The school investigated the situation and found that, while teachers at Chinook Trail did not go to the extremes of the Clark County teacher in Nevada, teachers instructed students to tape masks to their faces.
“After examining all evidence, the district determined a policy/procedure was violated by the teaching team of 642. While we found that the teachers did NOT affix any student’s mask to their face, we did learn teachers directed students to affix their mask to their face with tape; and students believed they were required, by a teacher, to use tape to affix their mask to their face,” the school principal wrote in a letter to parents.
The fact that children are wearing masks in school is still questionable.
Children are obviously still in the developmental stage. They are not just learning information in school, but also learning how to socially interact and be with other people. Their emotions, social skills and cognitive skills all depend on having healthy interactions with peers, teachers and parents. Numerous experts and studies have shown this.

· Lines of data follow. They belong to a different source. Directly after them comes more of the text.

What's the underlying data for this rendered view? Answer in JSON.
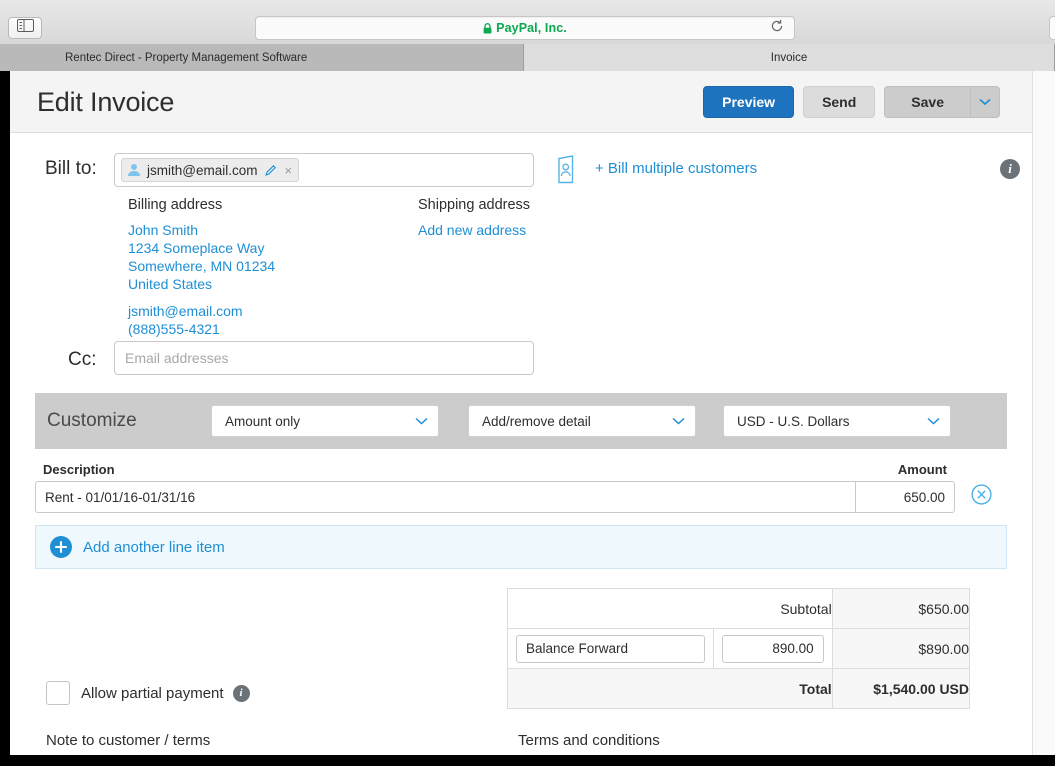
{
  "browser": {
    "sidebar_toggle_icon": "sidebar-icon",
    "url_text": "PayPal, Inc.",
    "lock_icon": "lock-icon",
    "reload_icon": "reload-icon",
    "tabs": [
      {
        "label": "Rentec Direct - Property Management Software",
        "active": false
      },
      {
        "label": "Invoice",
        "active": true
      }
    ]
  },
  "header": {
    "title": "Edit Invoice",
    "preview_label": "Preview",
    "send_label": "Send",
    "save_label": "Save",
    "save_dropdown_icon": "chevron-down-icon"
  },
  "bill_to": {
    "label": "Bill to:",
    "token": {
      "avatar_icon": "person-icon",
      "email": "jsmith@email.com",
      "edit_icon": "pencil-icon",
      "remove_icon": "close-icon"
    },
    "multi_customer_icon": "address-card-icon",
    "multi_customer_link": "+ Bill multiple customers",
    "info_icon": "info-icon"
  },
  "addresses": {
    "billing": {
      "heading": "Billing address",
      "lines": [
        "John Smith",
        "1234 Someplace Way",
        "Somewhere, MN 01234",
        "United States"
      ],
      "contact": [
        "jsmith@email.com",
        "(888)555-4321"
      ]
    },
    "shipping": {
      "heading": "Shipping address",
      "add_link": "Add new address"
    }
  },
  "cc": {
    "label": "Cc:",
    "value": "",
    "placeholder": "Email addresses"
  },
  "customize": {
    "label": "Customize",
    "selects": [
      {
        "name": "invoice-style",
        "value": "Amount only",
        "chevron_icon": "chevron-down-icon"
      },
      {
        "name": "add-remove-detail",
        "value": "Add/remove detail",
        "chevron_icon": "chevron-down-icon"
      },
      {
        "name": "currency",
        "value": "USD - U.S. Dollars",
        "chevron_icon": "chevron-down-icon"
      }
    ]
  },
  "line_items": {
    "columns": {
      "description": "Description",
      "amount": "Amount"
    },
    "rows": [
      {
        "description": "Rent - 01/01/16-01/31/16",
        "amount": "650.00",
        "delete_icon": "circle-x-icon"
      }
    ],
    "add_label": "Add another line item",
    "add_icon": "plus-circle-icon"
  },
  "totals": {
    "subtotal_label": "Subtotal",
    "subtotal_value": "$650.00",
    "adjustment_desc": "Balance Forward",
    "adjustment_amount": "890.00",
    "adjustment_value": "$890.00",
    "total_label": "Total",
    "total_value": "$1,540.00 USD"
  },
  "partial_payment": {
    "label": "Allow partial payment",
    "checked": false,
    "info_icon": "info-icon"
  },
  "bottom_cutoff": {
    "left_text": "Note to customer / terms",
    "right_text": "Terms and conditions"
  },
  "colors": {
    "accent_blue": "#1e8fd5",
    "primary_button": "#1e73be",
    "customize_band": "#cccccc",
    "add_item_bg": "#eef8fd",
    "url_green": "#0aa84f"
  }
}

“Face-to-face interactions between a parent and child are the building blocks of the child’s emotional, social, and cognitive growth,” the Hanen Centre reported.
It’s really quite common sense.
“The right socially interactive environment will help children develop strong language skills, creativity, social intelligence, and confidence,” Tender Care Learning Center advocated.
For students to have that face-to-face interaction taken away from them in school can be detrimental. For teachers to enforce and humiliate students by taping masks to their faces could damage students even further. That kind of humiliation handed down from an authority figure, in front of peers, is going to cause problems.
As the mother of the Clark County School fourth-grader said, “It’s crazy. Corporal punishment in schools should not be happening.”
This article appeared originally on The Western Journal.